→ **PROMPT**:
Filter the entries below, keeping every line that has the word "以伴云陪伴计划".
================
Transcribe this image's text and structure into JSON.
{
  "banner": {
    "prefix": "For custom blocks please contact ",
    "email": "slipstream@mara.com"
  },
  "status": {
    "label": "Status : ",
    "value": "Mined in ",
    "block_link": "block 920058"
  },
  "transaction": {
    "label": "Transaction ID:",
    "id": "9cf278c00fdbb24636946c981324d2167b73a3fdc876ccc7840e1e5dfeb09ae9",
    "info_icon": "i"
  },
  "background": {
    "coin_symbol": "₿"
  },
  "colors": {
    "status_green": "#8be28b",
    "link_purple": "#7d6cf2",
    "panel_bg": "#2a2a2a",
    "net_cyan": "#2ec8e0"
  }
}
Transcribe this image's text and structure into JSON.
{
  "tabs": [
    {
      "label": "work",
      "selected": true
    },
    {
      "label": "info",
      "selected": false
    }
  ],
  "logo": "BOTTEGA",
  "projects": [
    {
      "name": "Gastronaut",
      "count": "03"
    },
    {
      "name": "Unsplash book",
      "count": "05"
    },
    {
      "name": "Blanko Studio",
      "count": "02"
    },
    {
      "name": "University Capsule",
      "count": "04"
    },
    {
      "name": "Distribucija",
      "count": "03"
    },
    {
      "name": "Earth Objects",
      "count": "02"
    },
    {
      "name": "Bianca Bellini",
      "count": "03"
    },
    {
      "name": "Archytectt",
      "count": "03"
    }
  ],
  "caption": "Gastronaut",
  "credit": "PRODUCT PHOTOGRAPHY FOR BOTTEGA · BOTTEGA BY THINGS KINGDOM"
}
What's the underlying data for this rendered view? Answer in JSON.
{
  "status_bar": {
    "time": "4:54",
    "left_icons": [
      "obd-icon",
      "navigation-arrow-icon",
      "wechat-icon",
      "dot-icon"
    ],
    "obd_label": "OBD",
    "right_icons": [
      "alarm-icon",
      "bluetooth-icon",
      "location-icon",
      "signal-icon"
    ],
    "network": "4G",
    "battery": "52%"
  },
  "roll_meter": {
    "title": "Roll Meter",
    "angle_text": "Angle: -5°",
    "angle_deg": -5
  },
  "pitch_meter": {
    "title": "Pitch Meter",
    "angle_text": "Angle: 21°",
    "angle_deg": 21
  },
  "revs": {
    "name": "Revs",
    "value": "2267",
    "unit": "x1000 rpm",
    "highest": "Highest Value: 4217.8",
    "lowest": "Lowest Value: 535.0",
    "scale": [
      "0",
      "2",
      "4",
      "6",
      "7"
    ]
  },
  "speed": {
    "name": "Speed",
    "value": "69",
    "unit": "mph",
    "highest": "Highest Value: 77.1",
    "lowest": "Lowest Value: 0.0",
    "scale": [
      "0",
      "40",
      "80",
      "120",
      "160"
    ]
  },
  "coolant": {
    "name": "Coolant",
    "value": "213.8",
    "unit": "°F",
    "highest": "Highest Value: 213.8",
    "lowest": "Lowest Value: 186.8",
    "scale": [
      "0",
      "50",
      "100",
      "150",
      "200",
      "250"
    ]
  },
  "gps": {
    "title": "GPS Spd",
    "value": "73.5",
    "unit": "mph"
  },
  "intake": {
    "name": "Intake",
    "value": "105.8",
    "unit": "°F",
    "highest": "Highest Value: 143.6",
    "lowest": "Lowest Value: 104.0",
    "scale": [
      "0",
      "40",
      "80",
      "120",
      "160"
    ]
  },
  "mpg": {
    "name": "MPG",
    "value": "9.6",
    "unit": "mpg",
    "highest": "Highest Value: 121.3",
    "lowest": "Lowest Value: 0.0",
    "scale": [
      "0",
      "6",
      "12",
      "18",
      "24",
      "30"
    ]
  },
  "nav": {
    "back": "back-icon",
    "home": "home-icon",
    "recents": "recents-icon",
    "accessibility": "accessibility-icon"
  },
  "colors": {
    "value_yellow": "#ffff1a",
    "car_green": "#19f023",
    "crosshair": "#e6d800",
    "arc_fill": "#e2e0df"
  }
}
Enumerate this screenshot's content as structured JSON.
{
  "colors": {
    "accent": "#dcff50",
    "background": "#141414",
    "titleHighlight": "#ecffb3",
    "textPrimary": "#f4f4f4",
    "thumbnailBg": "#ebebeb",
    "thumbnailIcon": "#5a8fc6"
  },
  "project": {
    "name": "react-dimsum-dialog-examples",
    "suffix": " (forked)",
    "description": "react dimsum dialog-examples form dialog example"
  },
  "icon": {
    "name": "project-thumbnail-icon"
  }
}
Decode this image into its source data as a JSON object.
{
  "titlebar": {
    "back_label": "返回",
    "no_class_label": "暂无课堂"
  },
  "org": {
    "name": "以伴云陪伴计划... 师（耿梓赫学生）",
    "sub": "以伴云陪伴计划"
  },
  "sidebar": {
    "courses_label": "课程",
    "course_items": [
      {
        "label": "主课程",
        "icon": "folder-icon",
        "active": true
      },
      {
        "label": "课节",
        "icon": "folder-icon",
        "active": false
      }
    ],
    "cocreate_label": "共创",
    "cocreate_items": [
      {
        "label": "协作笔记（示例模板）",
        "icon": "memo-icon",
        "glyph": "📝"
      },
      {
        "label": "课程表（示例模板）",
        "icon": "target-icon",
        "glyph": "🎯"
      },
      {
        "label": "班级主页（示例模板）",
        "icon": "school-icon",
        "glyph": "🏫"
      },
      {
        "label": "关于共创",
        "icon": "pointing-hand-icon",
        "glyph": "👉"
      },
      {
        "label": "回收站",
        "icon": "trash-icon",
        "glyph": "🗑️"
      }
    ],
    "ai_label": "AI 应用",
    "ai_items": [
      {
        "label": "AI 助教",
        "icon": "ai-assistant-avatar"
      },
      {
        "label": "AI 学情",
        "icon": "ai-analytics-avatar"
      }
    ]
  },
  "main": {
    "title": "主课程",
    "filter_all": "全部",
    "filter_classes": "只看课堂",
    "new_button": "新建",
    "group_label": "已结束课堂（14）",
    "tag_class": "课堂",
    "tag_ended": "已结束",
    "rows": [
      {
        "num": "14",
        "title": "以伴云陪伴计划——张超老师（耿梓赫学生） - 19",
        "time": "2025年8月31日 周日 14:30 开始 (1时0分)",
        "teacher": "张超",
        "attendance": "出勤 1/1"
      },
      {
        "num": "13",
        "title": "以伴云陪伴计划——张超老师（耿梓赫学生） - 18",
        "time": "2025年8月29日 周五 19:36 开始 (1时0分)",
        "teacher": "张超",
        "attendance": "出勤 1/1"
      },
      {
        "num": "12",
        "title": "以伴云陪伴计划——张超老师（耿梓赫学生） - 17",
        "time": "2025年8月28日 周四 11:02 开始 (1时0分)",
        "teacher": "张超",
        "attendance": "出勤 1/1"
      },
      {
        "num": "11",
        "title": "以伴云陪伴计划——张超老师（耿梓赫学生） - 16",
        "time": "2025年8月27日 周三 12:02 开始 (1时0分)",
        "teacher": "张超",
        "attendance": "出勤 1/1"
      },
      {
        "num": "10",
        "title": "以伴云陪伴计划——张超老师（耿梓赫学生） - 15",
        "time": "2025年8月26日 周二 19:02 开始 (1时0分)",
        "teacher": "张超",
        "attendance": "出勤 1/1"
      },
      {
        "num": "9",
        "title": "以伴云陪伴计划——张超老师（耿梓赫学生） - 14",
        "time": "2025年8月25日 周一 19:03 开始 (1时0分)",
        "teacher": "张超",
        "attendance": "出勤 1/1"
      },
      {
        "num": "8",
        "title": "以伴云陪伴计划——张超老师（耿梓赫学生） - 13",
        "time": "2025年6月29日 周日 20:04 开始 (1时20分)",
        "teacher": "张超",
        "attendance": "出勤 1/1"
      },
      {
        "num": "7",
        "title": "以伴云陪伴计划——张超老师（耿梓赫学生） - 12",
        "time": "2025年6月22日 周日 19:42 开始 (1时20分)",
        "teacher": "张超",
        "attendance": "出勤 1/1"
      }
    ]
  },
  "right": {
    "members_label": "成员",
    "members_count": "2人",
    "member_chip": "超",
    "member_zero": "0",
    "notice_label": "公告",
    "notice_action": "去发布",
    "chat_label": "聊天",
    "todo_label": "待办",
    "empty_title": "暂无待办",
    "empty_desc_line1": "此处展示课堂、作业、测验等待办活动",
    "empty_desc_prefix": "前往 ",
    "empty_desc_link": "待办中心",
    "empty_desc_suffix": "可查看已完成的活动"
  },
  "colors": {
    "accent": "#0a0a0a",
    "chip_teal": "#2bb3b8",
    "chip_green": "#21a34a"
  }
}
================
→ **EXERCISE SOLUTION**:
    "name": "以伴云陪伴计划... 师（耿梓赫学生）",
    "sub": "以伴云陪伴计划"
        "title": "以伴云陪伴计划——张超老师（耿梓赫学生） - 19",
        "title": "以伴云陪伴计划——张超老师（耿梓赫学生） - 18",
        "title": "以伴云陪伴计划——张超老师（耿梓赫学生） - 17",
        "title": "以伴云陪伴计划——张超老师（耿梓赫学生） - 16",
        "title": "以伴云陪伴计划——张超老师（耿梓赫学生） - 15",
        "title": "以伴云陪伴计划——张超老师（耿梓赫学生） - 14",
        "title": "以伴云陪伴计划——张超老师（耿梓赫学生） - 13",
        "title": "以伴云陪伴计划——张超老师（耿梓赫学生） - 12",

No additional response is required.